Badass alien bounty hunter Lobo has fought most major characters from the DC Universe at one point or another, but his strangest pairing by far was with Marvel’s Howard the Duck. Unlike most crossovers, this was part of Marvel and DC’s ‘Amalgam Comics’ imprint which literally merged two characters together. The series has its fair share of curious one-off titles (Wolverine and Batman become the Dark Claw, Green Lantern and Iron Man become Iron Lantern), but the idea of a mean, foul-mouthed and super powered bounty hunter who also happens to be a duck definitely makes it the strangest.
3. Infestation (IDW)
Publisher IDW boasts an impressive line-up of comic tie-in franchises, so they decided to make the most of their licensing deals by bringing all of them together for the Infestation crossover event. This means that it’s up to the Ghostbusters, Star Trek, Transformers and G.I. Joe to stop a plague of zombies. Obviously, the whole thing isn’t meant to be taken very seriously and it’s about as far from canon as possible. Nonetheless, it’s another crossover event which tries too hard to appease as many fans as possible and bringing zombies into it only makes matters worse. None of the characters really get an opportunity for any characterisation aside from a few quips and kickass moments and, although the whole thing is an easy, breezy read, the series falls short of it’s weird crossover potential (although getting to see the Stay Puft Marshmallow Man being turned into a giant zombie is a highlight).
2. Archie Comics and Punisher (Archie Comics/Marvel)
Archie Comics is a wholesome American tradition and the long-running company has been responsible for creating iconic characters like Archie Andrews, Sabrina the Teenage Witch and Josie and the Pussycats. Fans were understandably surprised when it was announced that Marvel’s no nonsense, trigger-happy vigilante The Punisher would be headed to the fictional town of Riverdale for a special one-shot issue. In a case of drastically mistaken identity, The Punisher confuses Archie for a notorious drug trafficker. However, The Punisher realises the mix up and the two become an unlikely pairing. Although they all remain in character, the comic is very tongue-in-cheek and thankfully the Punisher doesn’t lay waste to the innocent, cheery inhabitants of Riverdale. The front cover boasted that it was “The team-up you thought would never happen” and it was right. The comic ended with a tease that a Wolverine and Jug Head comic would come next, but sadly this spin-off never came to pass.
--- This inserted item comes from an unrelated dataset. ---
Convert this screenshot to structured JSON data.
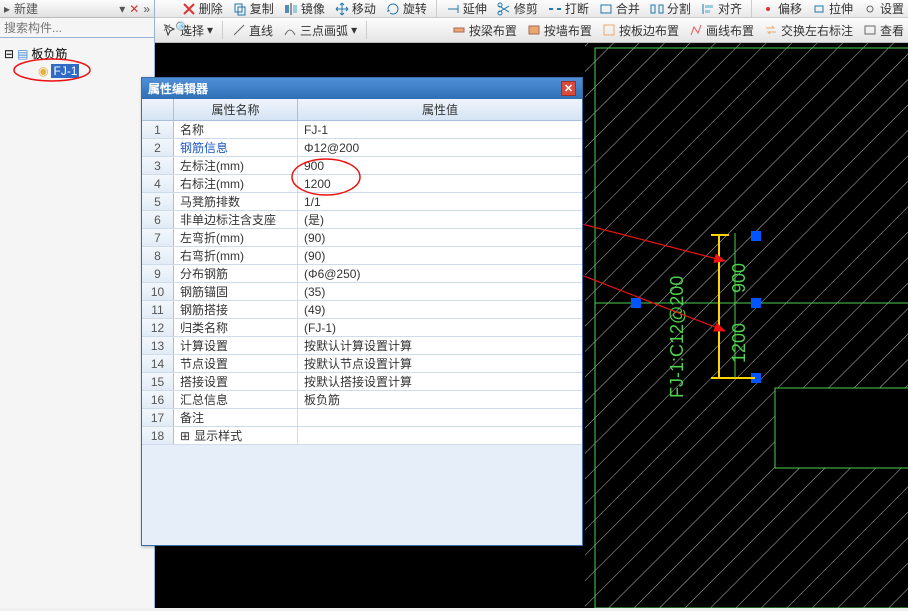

1. Mars Attacks and Popeye (IDW/Thimble Theatre)
Cult trading card series Mars Attacks was given a comic book relaunch by IDW in 2012, and the series was given an attention-grabbing event a year later courtesy of some baffling crossover titles. One-shot comics included Mars Attacks KISS, Mars Attacks the Transformers and Mars Attacks the Ghostbusters, but the strangest has to be Mars Attacks Popeye. Featuring surprisingly faithful artwork which perfectly mimics the original Thimble Theatre comic strips from the 1950s, the aliens march on Popeye’s home turf of Sweethaven with an aim to conquer the town and its inhabitants. Of course, the Martians (or “Marsh-kins” as Popeye calls them) face surprising opposition from the spinach-powered sailor and his friends. The crossover is a fun and nostalgic read and the writer is clearly appreciative of both properties.